The notion of celebrating blackness, of course, is not new. It fueled elements of the Black Arts Movement in the late ’60s when black artists tried to convince black people to love themselves in the face of white racism.
“I remember when James Brown said, ‘I’m black and proud,’ ” says Bolden, the Langston Hughes Review editor. “That was electric.”
Today’s version of being unapologetically black comes with something new – a sense of defiant patriotism, says Bolden, who is also an associate professor of African and African-American studies at the University of Kansas.
He, too, traces it to Trump, who he says has rekindled “old-fashioned bigotry” in America.
“That’s one of the things about the Black Arts Movement in the ’60s,” he says. “Blacks were saying, ‘We’re African and we want to go back to Africa.’ Today’s people are saying, ‘No, we’re just as American as you.’ It’s an unapologetically black American.”
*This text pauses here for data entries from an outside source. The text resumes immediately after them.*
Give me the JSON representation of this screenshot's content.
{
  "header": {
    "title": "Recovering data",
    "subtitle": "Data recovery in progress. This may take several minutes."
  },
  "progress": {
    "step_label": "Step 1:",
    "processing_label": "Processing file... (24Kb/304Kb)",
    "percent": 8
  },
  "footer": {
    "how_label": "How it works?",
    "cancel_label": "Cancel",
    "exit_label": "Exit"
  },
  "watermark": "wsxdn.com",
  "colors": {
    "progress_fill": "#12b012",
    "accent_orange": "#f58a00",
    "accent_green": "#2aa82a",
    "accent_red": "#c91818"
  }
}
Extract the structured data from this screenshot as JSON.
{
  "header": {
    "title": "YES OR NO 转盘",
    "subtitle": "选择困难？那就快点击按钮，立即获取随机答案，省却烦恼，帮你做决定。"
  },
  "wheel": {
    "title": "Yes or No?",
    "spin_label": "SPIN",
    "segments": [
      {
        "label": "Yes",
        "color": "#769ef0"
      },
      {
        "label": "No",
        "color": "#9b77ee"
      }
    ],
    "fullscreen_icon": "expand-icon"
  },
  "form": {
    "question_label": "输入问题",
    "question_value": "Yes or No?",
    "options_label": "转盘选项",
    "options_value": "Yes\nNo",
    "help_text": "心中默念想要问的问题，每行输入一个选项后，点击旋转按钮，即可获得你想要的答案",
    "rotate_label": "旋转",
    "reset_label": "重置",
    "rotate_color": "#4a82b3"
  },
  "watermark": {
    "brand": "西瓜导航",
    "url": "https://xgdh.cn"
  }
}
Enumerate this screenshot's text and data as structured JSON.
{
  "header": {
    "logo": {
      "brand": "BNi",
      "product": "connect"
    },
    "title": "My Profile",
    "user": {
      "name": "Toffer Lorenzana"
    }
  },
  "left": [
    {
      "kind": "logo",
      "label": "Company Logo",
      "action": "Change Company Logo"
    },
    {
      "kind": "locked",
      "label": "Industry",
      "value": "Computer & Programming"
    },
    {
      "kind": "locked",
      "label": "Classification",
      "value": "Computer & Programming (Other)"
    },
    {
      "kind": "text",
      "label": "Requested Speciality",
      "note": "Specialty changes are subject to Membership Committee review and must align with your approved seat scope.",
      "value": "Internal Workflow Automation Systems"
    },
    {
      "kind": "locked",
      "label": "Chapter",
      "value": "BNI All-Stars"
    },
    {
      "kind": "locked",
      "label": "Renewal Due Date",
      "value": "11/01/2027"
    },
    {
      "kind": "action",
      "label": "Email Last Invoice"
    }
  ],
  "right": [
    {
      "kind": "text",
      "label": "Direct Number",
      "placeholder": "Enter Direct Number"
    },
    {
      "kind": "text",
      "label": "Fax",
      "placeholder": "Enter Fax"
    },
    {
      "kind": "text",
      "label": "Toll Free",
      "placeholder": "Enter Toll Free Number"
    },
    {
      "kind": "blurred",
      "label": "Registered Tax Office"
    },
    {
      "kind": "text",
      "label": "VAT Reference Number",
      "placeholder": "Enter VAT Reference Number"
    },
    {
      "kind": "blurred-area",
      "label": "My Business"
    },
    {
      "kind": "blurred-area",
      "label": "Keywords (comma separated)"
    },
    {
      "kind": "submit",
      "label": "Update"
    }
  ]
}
They don’t exclude white people
“It’s a black thang. You wouldn’t understand.”
That was the slogan of a popular T-shirt I often saw when I attended Howard University, a historically black university in Washington. It captured an earlier version of this unapologetically black sentiment: There are regions of the black experience that outsiders cannot comprehend, so don’t even bother.
What’s different about being unapologetically black today, some say, is that this disdain for whites seems absent.
“There is a population of white people who love Beyoncé and Kendrick Lamar who are not bothered by the protest-oriented performances they are creating,” says Batiste, the performance artist and professor. “There are white audiences who are not requiring an apology for black independence, for black self-love and black creativity.”
One of those people is Mark Laver, a Canadian who teaches a course on Lamar’s music at Grinnell College in Iowa. Laver is a jazz saxophonist who also directs the college’s jazz band.
He says Lamar is an extraordinary musician because of his “flow” – the rhythm of his lyrics and delivery.
“There are other rappers who have a more sophisticated wordplay, but the way his flow spills across the bar lines – he sounds like a saxophone player,” Laver says. “He really floats over the top of the music.”
Though Lamar’s music is unapologetically black, others are drawn to it – and the work of other black musicians – simply because “it’s awesome,” Laver says. He cites something the late critic Albert Murray said about blues, another black musical form.
“When Albert Murray talks about the blues, he says it isn’t a music about struggle, it’s about overcoming the struggle. It’s about when you wake up in the morning you can’t get out of bed, but you do get up and move on because struggle is part of life and you handle it. There’s something universal about that, even as it’s important to acknowledge that it’s coming from some really powerful black voices, it’s relatable.”
Black artists tend to thrive when there’s political and social turmoil. Black people look for them to “articulate a vision of what hasn’t occurred yet” and inspire them to reach for that vision, says Bolden, the University of Kansas professor.
“Now it’s hip to be an intellectual, to be an artist,” he says. “Anytime people are engaged in struggle, it’s always cool to be a thinking person.”
And now it’s hip to be unapologetically black, whether it’s onstage, in Starbucks – or even while eating fried chicken in the office.
Expect more unapologetically black moments to come.